#### Problem:
The reply is to contain the full listing, repeated exactly, with pictures left out.

____

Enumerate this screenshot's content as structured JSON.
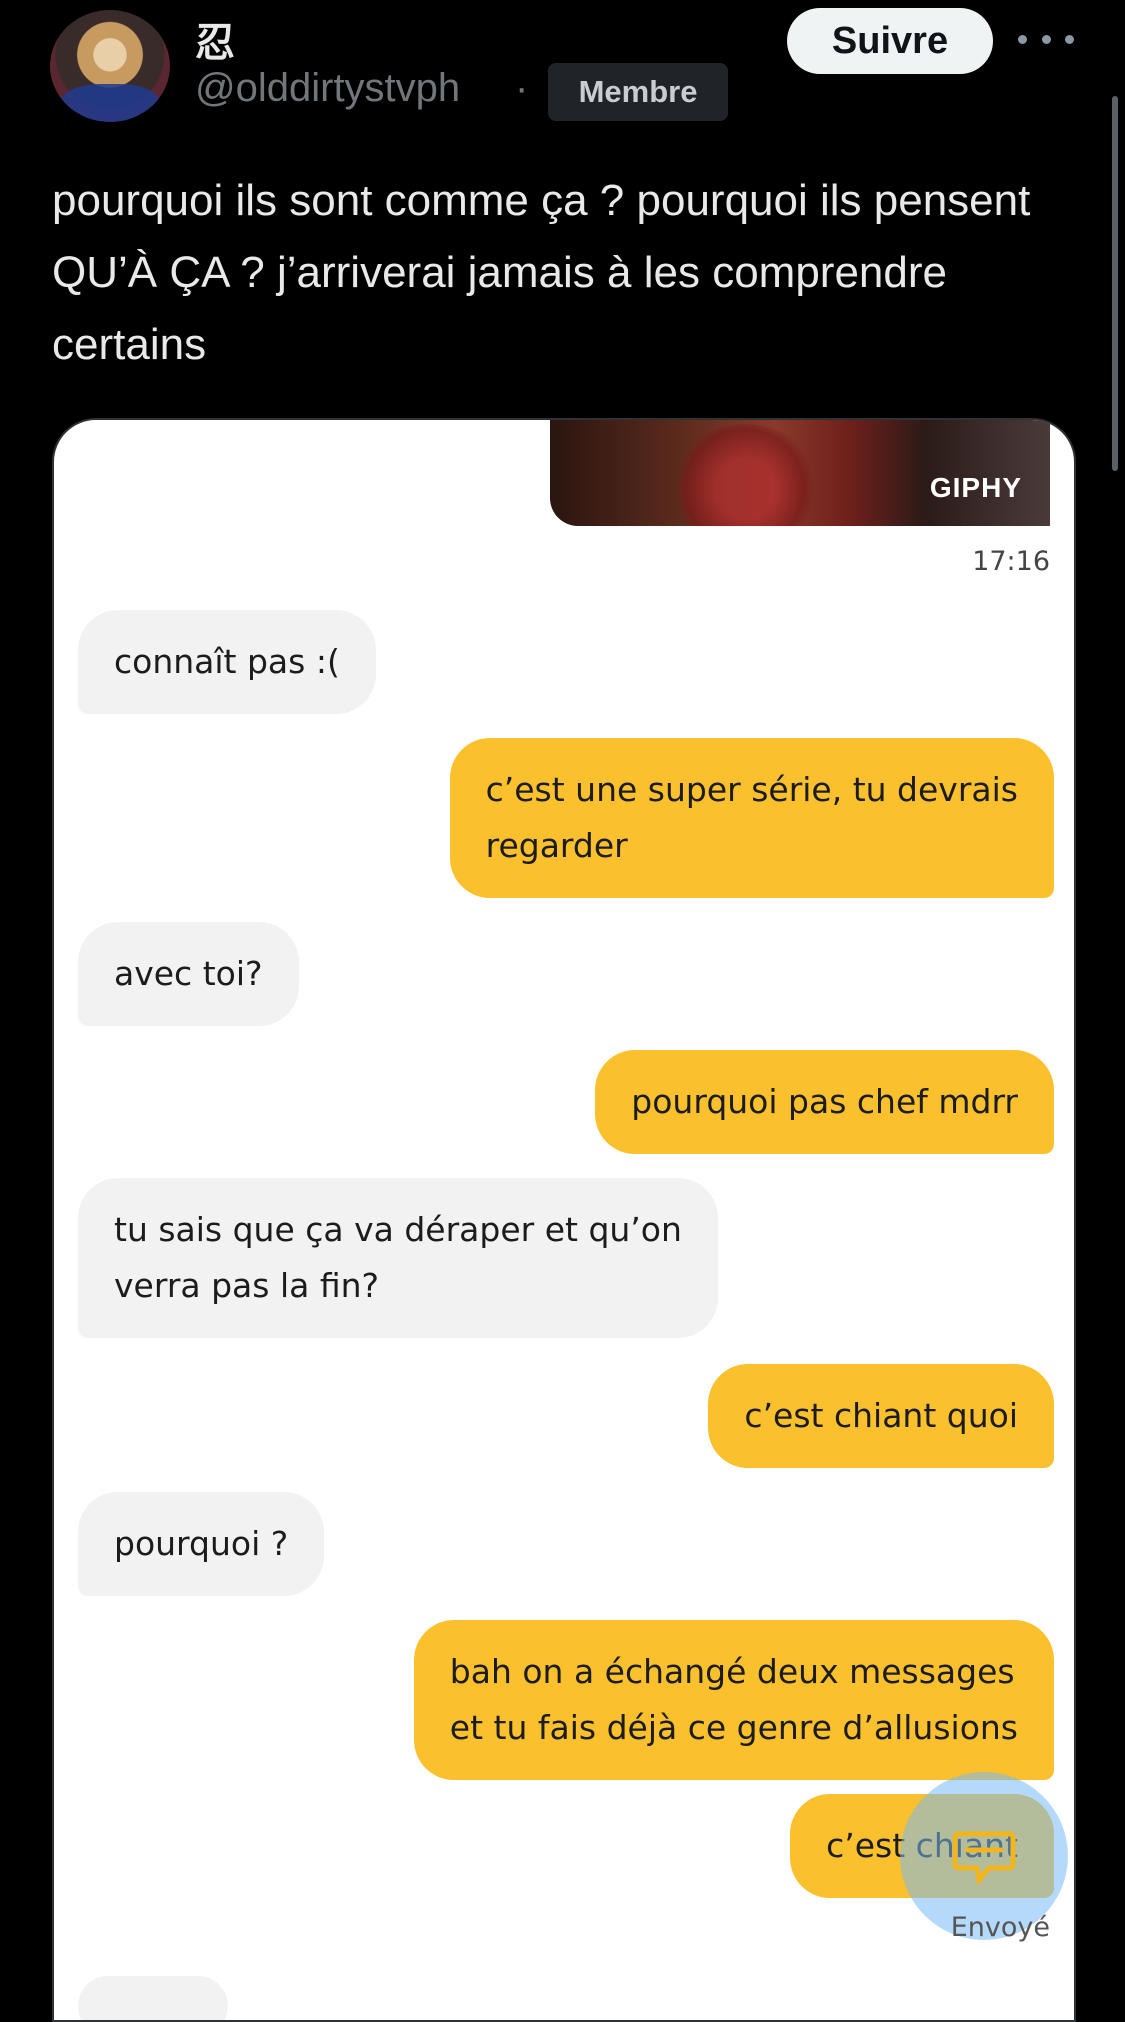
{
  "post": {
    "display_name": "忍",
    "handle": "@olddirtystvph",
    "separator": "·",
    "badge": "Membre",
    "follow_label": "Suivre",
    "text": "pourquoi ils sont comme ça ? pourquoi ils pensent QU’À ÇA ? j’arriverai jamais à les comprendre certains"
  },
  "chat": {
    "gif_label": "GIPHY",
    "timestamp": "17:16",
    "messages": [
      {
        "side": "in",
        "text": "connaît pas :("
      },
      {
        "side": "out",
        "text": "c’est une super série, tu devrais\nregarder"
      },
      {
        "side": "in",
        "text": "avec toi?"
      },
      {
        "side": "out",
        "text": "pourquoi pas chef mdrr"
      },
      {
        "side": "in",
        "text": "tu sais que ça va déraper et qu’on\nverra pas la fin?"
      },
      {
        "side": "out",
        "text": "c’est chiant quoi"
      },
      {
        "side": "in",
        "text": "pourquoi ?"
      },
      {
        "side": "out",
        "text": "bah on a échangé deux messages\net tu fais déjà ce genre d’allusions"
      },
      {
        "side": "out",
        "text": "c’est chiant"
      }
    ],
    "status": "Envoyé"
  },
  "colors": {
    "background": "#000000",
    "outgoing_bubble": "#fbc02d",
    "incoming_bubble": "#f2f2f2",
    "follow_button": "#eff3f4"
  },
  "icons": [
    "more-icon",
    "reply-bubble-icon"
  ]
}
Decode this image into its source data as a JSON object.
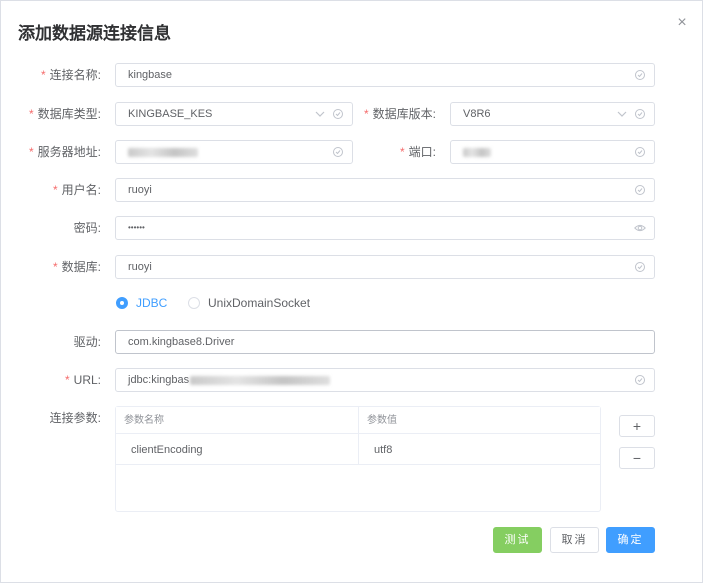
{
  "dialog": {
    "title": "添加数据源连接信息",
    "close_icon": "×"
  },
  "form": {
    "name": {
      "label": "连接名称:",
      "value": "kingbase"
    },
    "db_type": {
      "label": "数据库类型:",
      "value": "KINGBASE_KES"
    },
    "db_version": {
      "label": "数据库版本:",
      "value": "V8R6"
    },
    "host": {
      "label": "服务器地址:",
      "value": ""
    },
    "port": {
      "label": "端口:",
      "value": ""
    },
    "username": {
      "label": "用户名:",
      "value": "ruoyi"
    },
    "password": {
      "label": "密码:",
      "value": "••••••"
    },
    "database": {
      "label": "数据库:",
      "value": "ruoyi"
    },
    "connection_mode": {
      "options": [
        "JDBC",
        "UnixDomainSocket"
      ],
      "selected": "JDBC"
    },
    "driver": {
      "label": "驱动:",
      "value": "com.kingbase8.Driver"
    },
    "url": {
      "label": "URL:",
      "value": "jdbc:kingbas"
    },
    "params": {
      "label": "连接参数:",
      "columns": [
        "参数名称",
        "参数值"
      ],
      "rows": [
        {
          "name": "clientEncoding",
          "value": "utf8"
        }
      ],
      "add_label": "+",
      "remove_label": "−"
    }
  },
  "footer": {
    "test_label": "测试",
    "cancel_label": "取消",
    "ok_label": "确定"
  },
  "colors": {
    "primary": "#409eff",
    "success": "#85ce61",
    "required": "#f56c6c"
  }
}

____

#### Response:
Enumerate this screenshot's content as structured JSON.
{
  "post": {
    "display_name": "忍",
    "handle": "@olddirtystvph",
    "separator": "·",
    "badge": "Membre",
    "follow_label": "Suivre",
    "text": "pourquoi ils sont comme ça ? pourquoi ils pensent QU’À ÇA ? j’arriverai jamais à les comprendre certains"
  },
  "chat": {
    "gif_label": "GIPHY",
    "timestamp": "17:16",
    "messages": [
      {
        "side": "in",
        "text": "connaît pas :("
      },
      {
        "side": "out",
        "text": "c’est une super série, tu devrais\nregarder"
      },
      {
        "side": "in",
        "text": "avec toi?"
      },
      {
        "side": "out",
        "text": "pourquoi pas chef mdrr"
      },
      {
        "side": "in",
        "text": "tu sais que ça va déraper et qu’on\nverra pas la fin?"
      },
      {
        "side": "out",
        "text": "c’est chiant quoi"
      },
      {
        "side": "in",
        "text": "pourquoi ?"
      },
      {
        "side": "out",
        "text": "bah on a échangé deux messages\net tu fais déjà ce genre d’allusions"
      },
      {
        "side": "out",
        "text": "c’est chiant"
      }
    ],
    "status": "Envoyé"
  },
  "colors": {
    "background": "#000000",
    "outgoing_bubble": "#fbc02d",
    "incoming_bubble": "#f2f2f2",
    "follow_button": "#eff3f4"
  },
  "icons": [
    "more-icon",
    "reply-bubble-icon"
  ]
}
Decode this image into its source data as a JSON object.
{
  "dialog": {
    "title": "添加数据源连接信息",
    "close_icon": "×"
  },
  "form": {
    "name": {
      "label": "连接名称:",
      "value": "kingbase"
    },
    "db_type": {
      "label": "数据库类型:",
      "value": "KINGBASE_KES"
    },
    "db_version": {
      "label": "数据库版本:",
      "value": "V8R6"
    },
    "host": {
      "label": "服务器地址:",
      "value": ""
    },
    "port": {
      "label": "端口:",
      "value": ""
    },
    "username": {
      "label": "用户名:",
      "value": "ruoyi"
    },
    "password": {
      "label": "密码:",
      "value": "••••••"
    },
    "database": {
      "label": "数据库:",
      "value": "ruoyi"
    },
    "connection_mode": {
      "options": [
        "JDBC",
        "UnixDomainSocket"
      ],
      "selected": "JDBC"
    },
    "driver": {
      "label": "驱动:",
      "value": "com.kingbase8.Driver"
    },
    "url": {
      "label": "URL:",
      "value": "jdbc:kingbas"
    },
    "params": {
      "label": "连接参数:",
      "columns": [
        "参数名称",
        "参数值"
      ],
      "rows": [
        {
          "name": "clientEncoding",
          "value": "utf8"
        }
      ],
      "add_label": "+",
      "remove_label": "−"
    }
  },
  "footer": {
    "test_label": "测试",
    "cancel_label": "取消",
    "ok_label": "确定"
  },
  "colors": {
    "primary": "#409eff",
    "success": "#85ce61",
    "required": "#f56c6c"
  }
}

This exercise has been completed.